## HOW TO COMPLETE THIS TASK
An exact copy of every entry is needed, without the pictures.

## RAW DATA

• • • • •

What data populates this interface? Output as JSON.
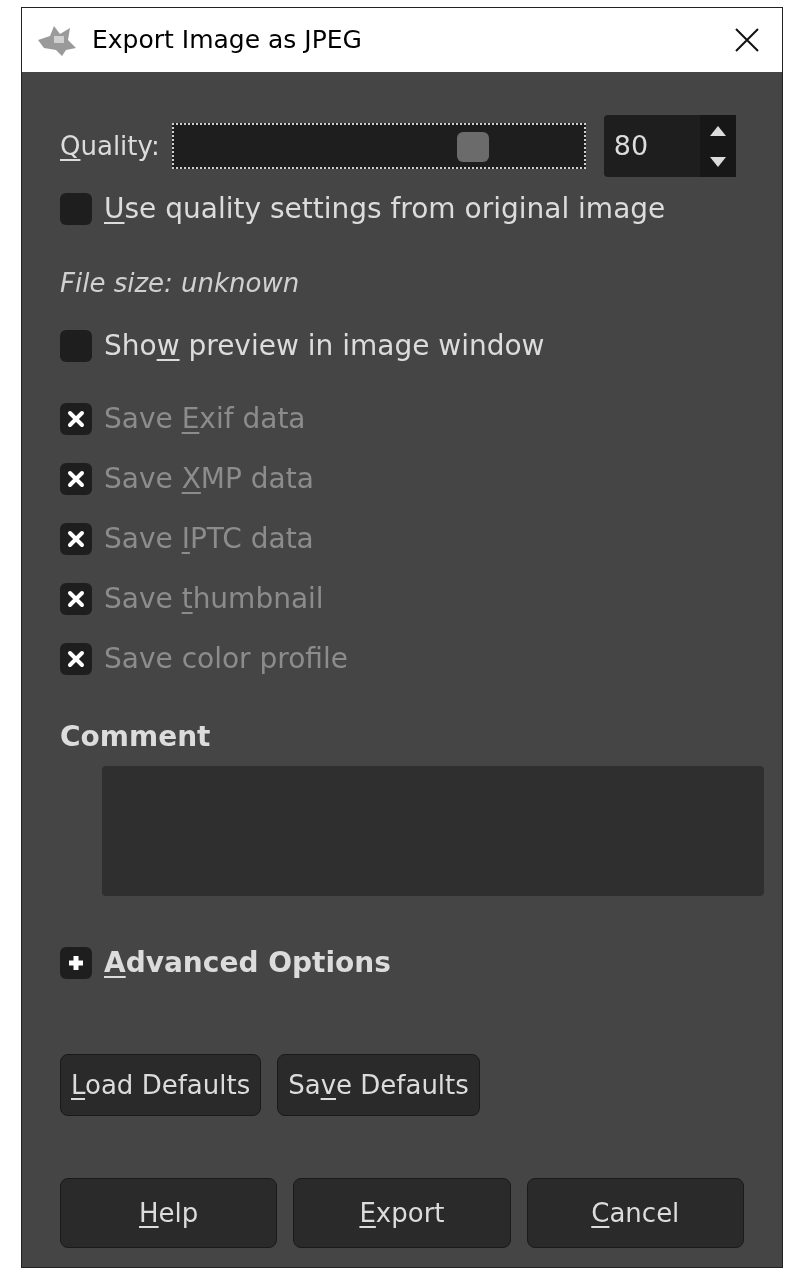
{
  "window": {
    "title": "Export Image as JPEG"
  },
  "quality": {
    "label": {
      "key": "Q",
      "post": "uality:"
    },
    "level": 0.73,
    "value": "80"
  },
  "options": [
    {
      "label": {
        "key": "U",
        "post": "se quality settings from original image"
      },
      "checked": false,
      "disabled": false
    },
    {
      "label": {
        "pre": "Sho",
        "key": "w",
        "post": " preview in image window"
      },
      "checked": false,
      "disabled": false
    },
    {
      "label": {
        "pre": "Save ",
        "key": "E",
        "post": "xif data"
      },
      "checked": true,
      "disabled": true
    },
    {
      "label": {
        "pre": "Save ",
        "key": "X",
        "post": "MP data"
      },
      "checked": true,
      "disabled": true
    },
    {
      "label": {
        "pre": "Save ",
        "key": "I",
        "post": "PTC data"
      },
      "checked": true,
      "disabled": true
    },
    {
      "label": {
        "pre": "Save ",
        "key": "t",
        "post": "humbnail"
      },
      "checked": true,
      "disabled": true
    },
    {
      "label": {
        "pre": "Save color profile"
      },
      "checked": true,
      "disabled": true
    }
  ],
  "file_size": "File size: unknown",
  "comment": {
    "label": "Comment"
  },
  "advanced": {
    "label": {
      "key": "A",
      "post": "dvanced Options"
    },
    "expanded": false
  },
  "default_buttons": [
    {
      "key": "L",
      "post": "oad Defaults"
    },
    {
      "pre": "Sa",
      "key": "v",
      "post": "e Defaults"
    }
  ],
  "buttons": [
    {
      "key": "H",
      "post": "elp"
    },
    {
      "key": "E",
      "post": "xport"
    },
    {
      "key": "C",
      "post": "ancel"
    }
  ]
}
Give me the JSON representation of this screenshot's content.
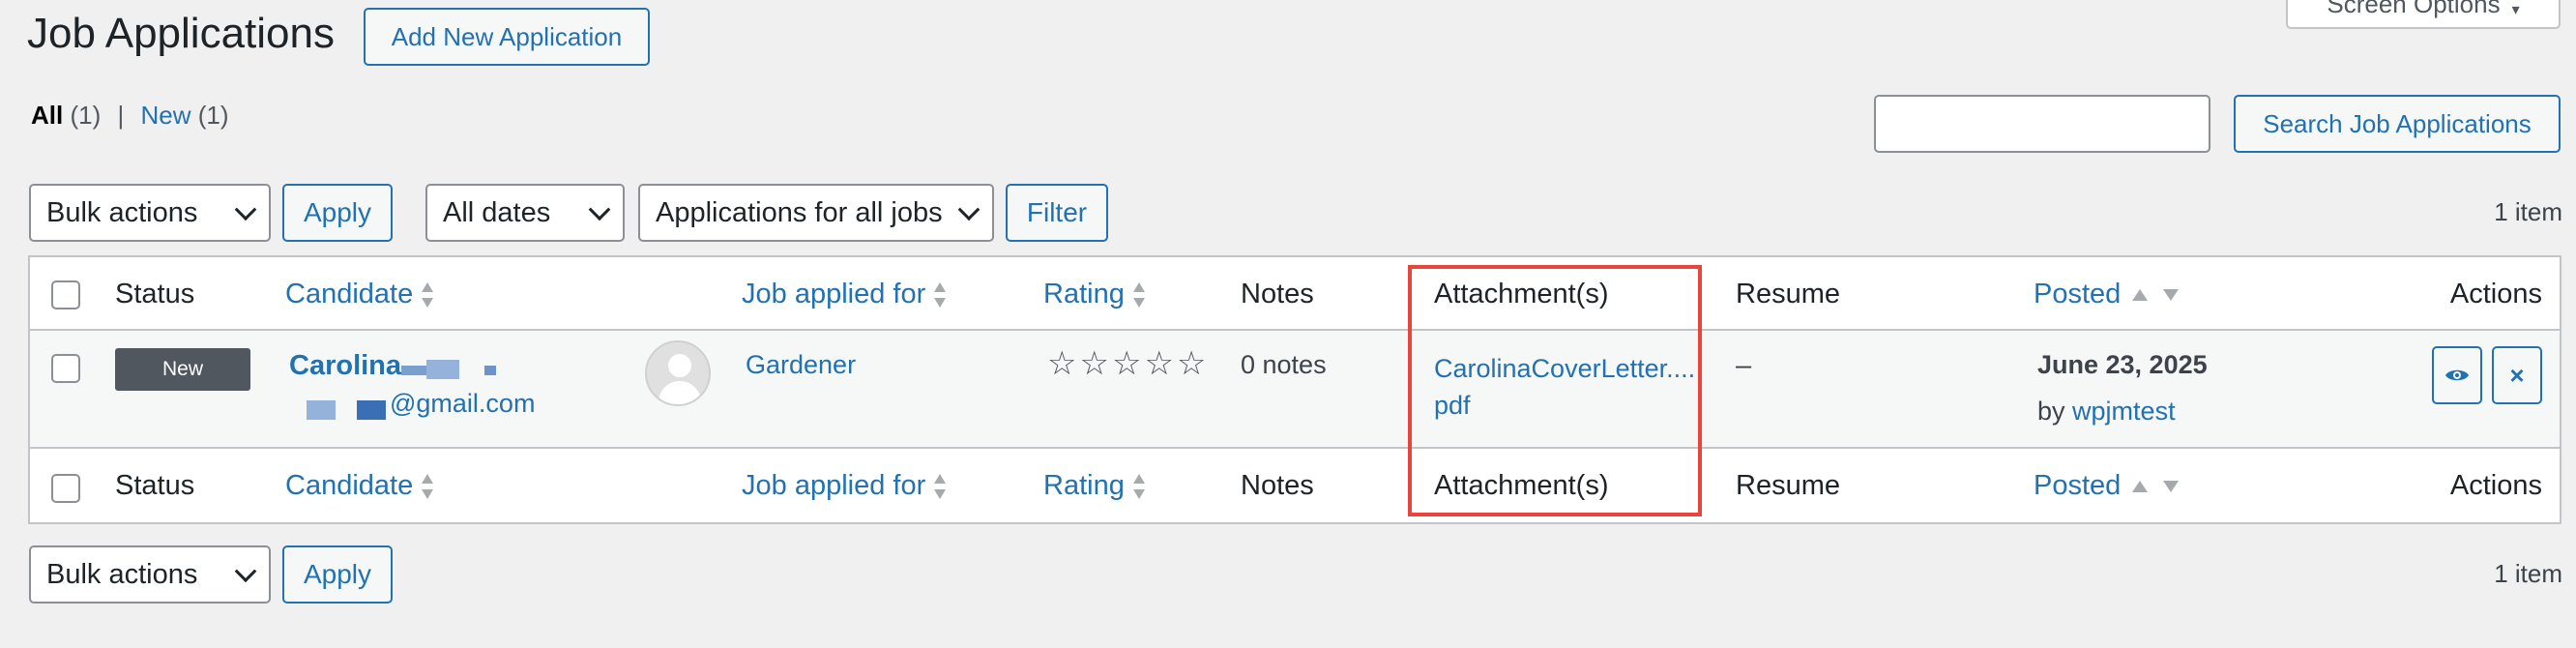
{
  "page": {
    "title": "Job Applications",
    "add_new_label": "Add New Application",
    "screen_options_label": "Screen Options"
  },
  "views": [
    {
      "label": "All",
      "count": "(1)"
    },
    {
      "label": "New",
      "count": "(1)"
    }
  ],
  "views_separator": "|",
  "search": {
    "value": "",
    "button_label": "Search Job Applications"
  },
  "tablenav_top": {
    "bulk_actions": "Bulk actions",
    "apply_label": "Apply",
    "dates_filter": "All dates",
    "jobs_filter": "Applications for all jobs",
    "filter_label": "Filter",
    "item_count": "1 item"
  },
  "tablenav_bottom": {
    "bulk_actions": "Bulk actions",
    "apply_label": "Apply",
    "item_count": "1 item"
  },
  "columns": {
    "status": "Status",
    "candidate": "Candidate",
    "job": "Job applied for",
    "rating": "Rating",
    "notes": "Notes",
    "attachments": "Attachment(s)",
    "resume": "Resume",
    "posted": "Posted",
    "actions": "Actions"
  },
  "rows": [
    {
      "status": "New",
      "candidate_name": "Carolina",
      "candidate_email": "@gmail.com",
      "job": "Gardener",
      "rating_stars": "☆☆☆☆☆",
      "notes": "0 notes",
      "attachment_line1": "CarolinaCoverLetter....",
      "attachment_line2": "pdf",
      "resume": "–",
      "posted_date": "June 23, 2025",
      "posted_by_prefix": "by",
      "posted_by_user": "wpjmtest",
      "view_icon": "eye-icon",
      "delete_icon": "close-icon"
    }
  ],
  "colors": {
    "accent": "#2271b1",
    "highlight_box": "#e8453c",
    "badge_bg": "#50575e"
  }
}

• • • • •

## RESULT OF THE EXERCISE
What data populates this interface? Output as JSON.
{
  "window": {
    "title": "Export Image as JPEG"
  },
  "quality": {
    "label": {
      "key": "Q",
      "post": "uality:"
    },
    "level": 0.73,
    "value": "80"
  },
  "options": [
    {
      "label": {
        "key": "U",
        "post": "se quality settings from original image"
      },
      "checked": false,
      "disabled": false
    },
    {
      "label": {
        "pre": "Sho",
        "key": "w",
        "post": " preview in image window"
      },
      "checked": false,
      "disabled": false
    },
    {
      "label": {
        "pre": "Save ",
        "key": "E",
        "post": "xif data"
      },
      "checked": true,
      "disabled": true
    },
    {
      "label": {
        "pre": "Save ",
        "key": "X",
        "post": "MP data"
      },
      "checked": true,
      "disabled": true
    },
    {
      "label": {
        "pre": "Save ",
        "key": "I",
        "post": "PTC data"
      },
      "checked": true,
      "disabled": true
    },
    {
      "label": {
        "pre": "Save ",
        "key": "t",
        "post": "humbnail"
      },
      "checked": true,
      "disabled": true
    },
    {
      "label": {
        "pre": "Save color profile"
      },
      "checked": true,
      "disabled": true
    }
  ],
  "file_size": "File size: unknown",
  "comment": {
    "label": "Comment"
  },
  "advanced": {
    "label": {
      "key": "A",
      "post": "dvanced Options"
    },
    "expanded": false
  },
  "default_buttons": [
    {
      "key": "L",
      "post": "oad Defaults"
    },
    {
      "pre": "Sa",
      "key": "v",
      "post": "e Defaults"
    }
  ],
  "buttons": [
    {
      "key": "H",
      "post": "elp"
    },
    {
      "key": "E",
      "post": "xport"
    },
    {
      "key": "C",
      "post": "ancel"
    }
  ]
}
Give me the JSON representation of this screenshot's content.
{
  "page": {
    "title": "Job Applications",
    "add_new_label": "Add New Application",
    "screen_options_label": "Screen Options"
  },
  "views": [
    {
      "label": "All",
      "count": "(1)"
    },
    {
      "label": "New",
      "count": "(1)"
    }
  ],
  "views_separator": "|",
  "search": {
    "value": "",
    "button_label": "Search Job Applications"
  },
  "tablenav_top": {
    "bulk_actions": "Bulk actions",
    "apply_label": "Apply",
    "dates_filter": "All dates",
    "jobs_filter": "Applications for all jobs",
    "filter_label": "Filter",
    "item_count": "1 item"
  },
  "tablenav_bottom": {
    "bulk_actions": "Bulk actions",
    "apply_label": "Apply",
    "item_count": "1 item"
  },
  "columns": {
    "status": "Status",
    "candidate": "Candidate",
    "job": "Job applied for",
    "rating": "Rating",
    "notes": "Notes",
    "attachments": "Attachment(s)",
    "resume": "Resume",
    "posted": "Posted",
    "actions": "Actions"
  },
  "rows": [
    {
      "status": "New",
      "candidate_name": "Carolina",
      "candidate_email": "@gmail.com",
      "job": "Gardener",
      "rating_stars": "☆☆☆☆☆",
      "notes": "0 notes",
      "attachment_line1": "CarolinaCoverLetter....",
      "attachment_line2": "pdf",
      "resume": "–",
      "posted_date": "June 23, 2025",
      "posted_by_prefix": "by",
      "posted_by_user": "wpjmtest",
      "view_icon": "eye-icon",
      "delete_icon": "close-icon"
    }
  ],
  "colors": {
    "accent": "#2271b1",
    "highlight_box": "#e8453c",
    "badge_bg": "#50575e"
  }
}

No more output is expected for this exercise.